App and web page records

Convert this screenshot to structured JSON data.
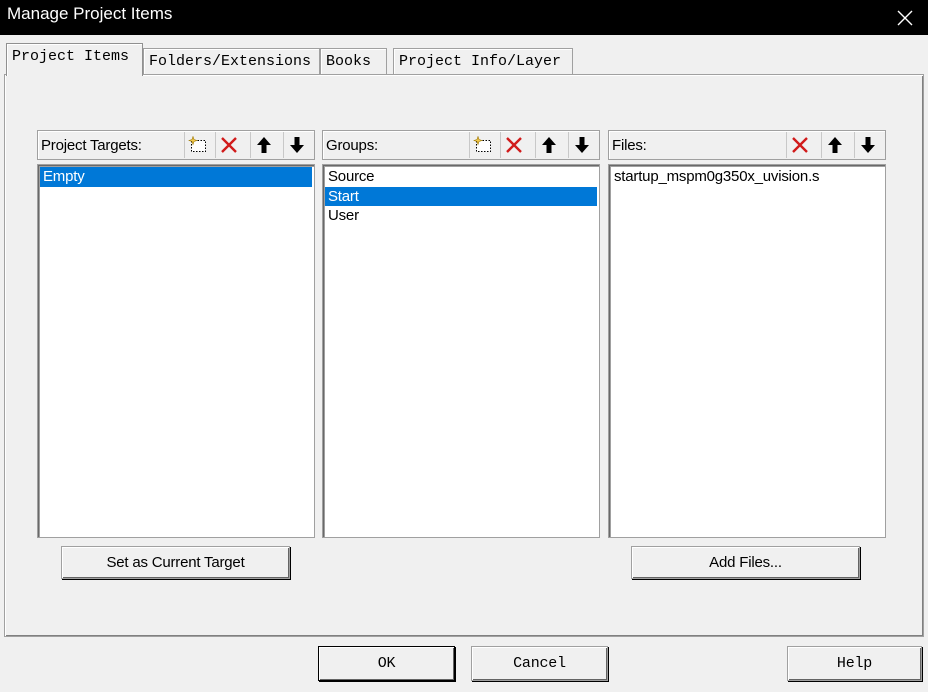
{
  "window": {
    "title": "Manage Project Items"
  },
  "tabs": [
    {
      "label": "Project Items",
      "active": true
    },
    {
      "label": "Folders/Extensions",
      "active": false
    },
    {
      "label": "Books",
      "active": false
    },
    {
      "label": "Project Info/Layer",
      "active": false
    }
  ],
  "targets": {
    "label": "Project Targets:",
    "items": [
      {
        "label": "Empty",
        "selected": true
      }
    ],
    "button": "Set as Current Target"
  },
  "groups": {
    "label": "Groups:",
    "items": [
      {
        "label": "Source",
        "selected": false
      },
      {
        "label": "Start",
        "selected": true
      },
      {
        "label": "User",
        "selected": false
      }
    ]
  },
  "files": {
    "label": "Files:",
    "items": [
      {
        "label": "startup_mspm0g350x_uvision.s",
        "selected": false
      }
    ],
    "button": "Add Files..."
  },
  "footer": {
    "ok": "OK",
    "cancel": "Cancel",
    "help": "Help"
  },
  "colors": {
    "selection": "#0078d7",
    "delete_icon": "#d11b1b",
    "new_icon": "#f2c94c"
  },
  "icons": [
    "new-item-icon",
    "delete-icon",
    "move-up-icon",
    "move-down-icon",
    "close-icon"
  ]
}
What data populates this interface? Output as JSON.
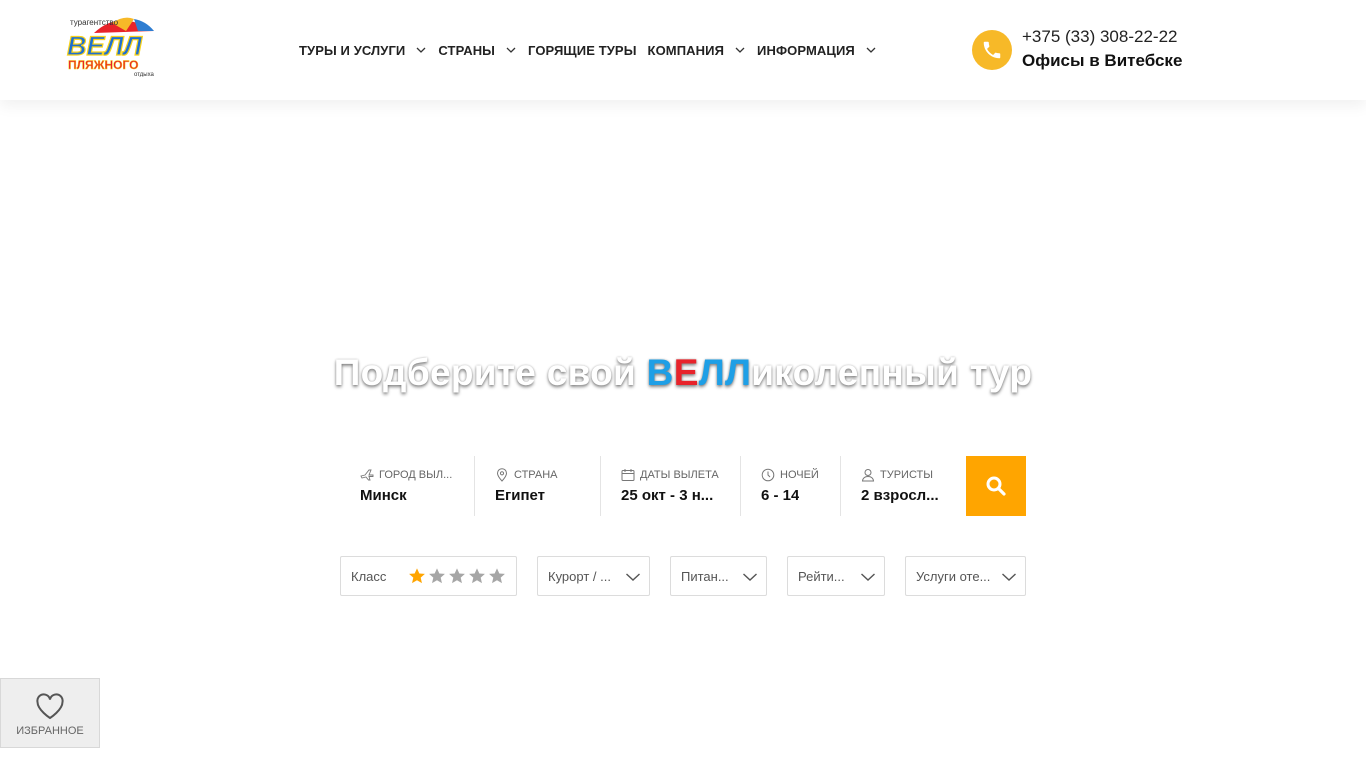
{
  "header": {
    "logo": {
      "alt": "Велл пляжного отдыха",
      "top_text": "турагентство",
      "brand": "ВЕЛЛ",
      "middle_text": "ПЛЯЖНОГО",
      "bottom_text": "отдыха"
    },
    "nav": [
      {
        "label": "ТУРЫ И УСЛУГИ",
        "has_dropdown": true
      },
      {
        "label": "СТРАНЫ",
        "has_dropdown": true
      },
      {
        "label": "ГОРЯЩИЕ ТУРЫ",
        "has_dropdown": false
      },
      {
        "label": "КОМПАНИЯ",
        "has_dropdown": true
      },
      {
        "label": "ИНФОРМАЦИЯ",
        "has_dropdown": true
      }
    ],
    "phone": "+375 (33) 308-22-22",
    "offices": "Офисы в Витебске"
  },
  "hero": {
    "title_before": "Подберите свой ",
    "title_b": "В",
    "title_e": "Е",
    "title_ll": "ЛЛ",
    "title_after": "иколепный тур"
  },
  "search": {
    "fields": [
      {
        "label": "ГОРОД ВЫЛ...",
        "value": "Минск",
        "icon": "plane-icon"
      },
      {
        "label": "СТРАНА",
        "value": "Египет",
        "icon": "location-pin-icon"
      },
      {
        "label": "ДАТЫ ВЫЛЕТА",
        "value": "25 окт - 3 н...",
        "icon": "calendar-icon"
      },
      {
        "label": "НОЧЕЙ",
        "value": "6 - 14",
        "icon": "moon-icon"
      },
      {
        "label": "ТУРИСТЫ",
        "value": "2 взросл...",
        "icon": "person-icon"
      }
    ],
    "button_icon": "search-icon"
  },
  "filters": {
    "class_label": "Класс",
    "stars_total": 5,
    "stars_selected": 1,
    "resort": "Курорт / ...",
    "meal": "Питан...",
    "rating": "Рейти...",
    "services": "Услуги оте..."
  },
  "favorites": {
    "label": "ИЗБРАННОЕ",
    "icon": "heart-icon"
  },
  "colors": {
    "accent": "#ffa500",
    "phone_bg": "#f7b928",
    "brand_blue": "#1e9fe6",
    "brand_red": "#e8232a",
    "star_active": "#ffa500",
    "star_inactive": "#a6a6a6"
  }
}
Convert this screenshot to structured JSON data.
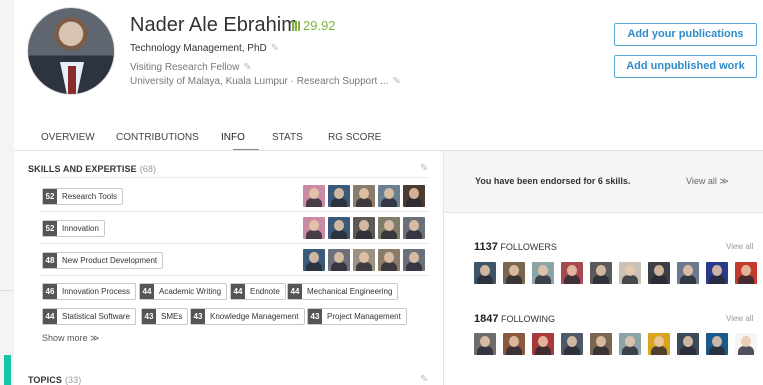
{
  "profile": {
    "name": "Nader Ale Ebrahim",
    "rg_score": "29.92",
    "degree": "Technology Management, PhD",
    "position": "Visiting Research Fellow",
    "institution": "University of Malaya, Kuala Lumpur · Research Support ..."
  },
  "actions": {
    "add_publications": "Add your publications",
    "add_unpublished": "Add unpublished work"
  },
  "tabs": [
    {
      "label": "OVERVIEW"
    },
    {
      "label": "CONTRIBUTIONS"
    },
    {
      "label": "INFO",
      "active": true
    },
    {
      "label": "STATS"
    },
    {
      "label": "RG SCORE"
    }
  ],
  "skills": {
    "title": "SKILLS AND EXPERTISE",
    "count": "(68)",
    "rows": [
      {
        "num": "52",
        "label": "Research Tools"
      },
      {
        "num": "52",
        "label": "Innovation"
      },
      {
        "num": "48",
        "label": "New Product Development"
      }
    ],
    "chips_row1": [
      {
        "num": "46",
        "label": "Innovation Process"
      },
      {
        "num": "44",
        "label": "Academic Writing"
      },
      {
        "num": "44",
        "label": "Endnote"
      },
      {
        "num": "44",
        "label": "Mechanical Engineering"
      }
    ],
    "chips_row2": [
      {
        "num": "44",
        "label": "Statistical Software"
      },
      {
        "num": "43",
        "label": "SMEs"
      },
      {
        "num": "43",
        "label": "Knowledge Management"
      },
      {
        "num": "43",
        "label": "Project Management"
      }
    ],
    "show_more": "Show more ≫"
  },
  "topics": {
    "title": "TOPICS",
    "count": "(33)"
  },
  "endorsement": {
    "text": "You have been endorsed for 6 skills.",
    "view_all": "View all ≫"
  },
  "followers": {
    "count": "1137",
    "label": "FOLLOWERS",
    "view_all": "View all"
  },
  "following": {
    "count": "1847",
    "label": "FOLLOWING",
    "view_all": "View all"
  },
  "colors": {
    "accent": "#2e8cc8",
    "score": "#7cb342",
    "badge": "#555555",
    "edge_mark": "#16c5a7"
  }
}
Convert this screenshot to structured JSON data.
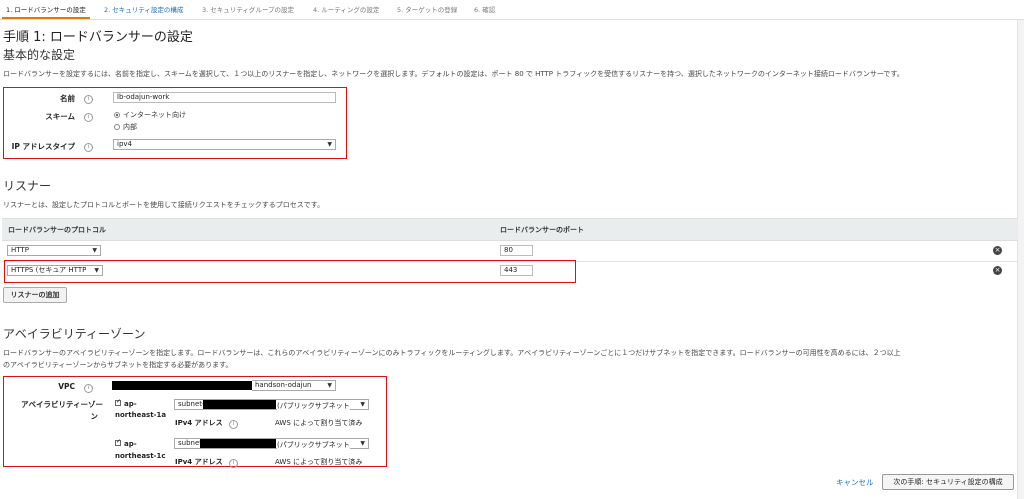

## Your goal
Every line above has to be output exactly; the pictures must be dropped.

## The completed task
Convert this screenshot to structured JSON data.
{
  "window": {
    "title": "Manage Project Items"
  },
  "tabs": [
    {
      "label": "Project Items",
      "active": true
    },
    {
      "label": "Folders/Extensions",
      "active": false
    },
    {
      "label": "Books",
      "active": false
    },
    {
      "label": "Project Info/Layer",
      "active": false
    }
  ],
  "targets": {
    "label": "Project Targets:",
    "items": [
      {
        "label": "Empty",
        "selected": true
      }
    ],
    "button": "Set as Current Target"
  },
  "groups": {
    "label": "Groups:",
    "items": [
      {
        "label": "Source",
        "selected": false
      },
      {
        "label": "Start",
        "selected": true
      },
      {
        "label": "User",
        "selected": false
      }
    ]
  },
  "files": {
    "label": "Files:",
    "items": [
      {
        "label": "startup_mspm0g350x_uvision.s",
        "selected": false
      }
    ],
    "button": "Add Files..."
  },
  "footer": {
    "ok": "OK",
    "cancel": "Cancel",
    "help": "Help"
  },
  "colors": {
    "selection": "#0078d7",
    "delete_icon": "#d11b1b",
    "new_icon": "#f2c94c"
  },
  "icons": [
    "new-item-icon",
    "delete-icon",
    "move-up-icon",
    "move-down-icon",
    "close-icon"
  ]
}
What data populates this interface? Output as JSON.
{
  "header": {
    "logo": {
      "alt": "Велл пляжного отдыха",
      "top_text": "турагентство",
      "brand": "ВЕЛЛ",
      "middle_text": "ПЛЯЖНОГО",
      "bottom_text": "отдыха"
    },
    "nav": [
      {
        "label": "ТУРЫ И УСЛУГИ",
        "has_dropdown": true
      },
      {
        "label": "СТРАНЫ",
        "has_dropdown": true
      },
      {
        "label": "ГОРЯЩИЕ ТУРЫ",
        "has_dropdown": false
      },
      {
        "label": "КОМПАНИЯ",
        "has_dropdown": true
      },
      {
        "label": "ИНФОРМАЦИЯ",
        "has_dropdown": true
      }
    ],
    "phone": "+375 (33) 308-22-22",
    "offices": "Офисы в Витебске"
  },
  "hero": {
    "title_before": "Подберите свой ",
    "title_b": "В",
    "title_e": "Е",
    "title_ll": "ЛЛ",
    "title_after": "иколепный тур"
  },
  "search": {
    "fields": [
      {
        "label": "ГОРОД ВЫЛ...",
        "value": "Минск",
        "icon": "plane-icon"
      },
      {
        "label": "СТРАНА",
        "value": "Египет",
        "icon": "location-pin-icon"
      },
      {
        "label": "ДАТЫ ВЫЛЕТА",
        "value": "25 окт - 3 н...",
        "icon": "calendar-icon"
      },
      {
        "label": "НОЧЕЙ",
        "value": "6 - 14",
        "icon": "moon-icon"
      },
      {
        "label": "ТУРИСТЫ",
        "value": "2 взросл...",
        "icon": "person-icon"
      }
    ],
    "button_icon": "search-icon"
  },
  "filters": {
    "class_label": "Класс",
    "stars_total": 5,
    "stars_selected": 1,
    "resort": "Курорт / ...",
    "meal": "Питан...",
    "rating": "Рейти...",
    "services": "Услуги оте..."
  },
  "favorites": {
    "label": "ИЗБРАННОЕ",
    "icon": "heart-icon"
  },
  "colors": {
    "accent": "#ffa500",
    "phone_bg": "#f7b928",
    "brand_blue": "#1e9fe6",
    "brand_red": "#e8232a",
    "star_active": "#ffa500",
    "star_inactive": "#a6a6a6"
  }
}
Convert this screenshot to structured JSON data.
{
  "profile": {
    "name": "Nader Ale Ebrahim",
    "rg_score": "29.92",
    "degree": "Technology Management, PhD",
    "position": "Visiting Research Fellow",
    "institution": "University of Malaya, Kuala Lumpur · Research Support ..."
  },
  "actions": {
    "add_publications": "Add your publications",
    "add_unpublished": "Add unpublished work"
  },
  "tabs": [
    {
      "label": "OVERVIEW"
    },
    {
      "label": "CONTRIBUTIONS"
    },
    {
      "label": "INFO",
      "active": true
    },
    {
      "label": "STATS"
    },
    {
      "label": "RG SCORE"
    }
  ],
  "skills": {
    "title": "SKILLS AND EXPERTISE",
    "count": "(68)",
    "rows": [
      {
        "num": "52",
        "label": "Research Tools"
      },
      {
        "num": "52",
        "label": "Innovation"
      },
      {
        "num": "48",
        "label": "New Product Development"
      }
    ],
    "chips_row1": [
      {
        "num": "46",
        "label": "Innovation Process"
      },
      {
        "num": "44",
        "label": "Academic Writing"
      },
      {
        "num": "44",
        "label": "Endnote"
      },
      {
        "num": "44",
        "label": "Mechanical Engineering"
      }
    ],
    "chips_row2": [
      {
        "num": "44",
        "label": "Statistical Software"
      },
      {
        "num": "43",
        "label": "SMEs"
      },
      {
        "num": "43",
        "label": "Knowledge Management"
      },
      {
        "num": "43",
        "label": "Project Management"
      }
    ],
    "show_more": "Show more ≫"
  },
  "topics": {
    "title": "TOPICS",
    "count": "(33)"
  },
  "endorsement": {
    "text": "You have been endorsed for 6 skills.",
    "view_all": "View all ≫"
  },
  "followers": {
    "count": "1137",
    "label": "FOLLOWERS",
    "view_all": "View all"
  },
  "following": {
    "count": "1847",
    "label": "FOLLOWING",
    "view_all": "View all"
  },
  "colors": {
    "accent": "#2e8cc8",
    "score": "#7cb342",
    "badge": "#555555",
    "edge_mark": "#16c5a7"
  }
}
Convert this screenshot to structured JSON data.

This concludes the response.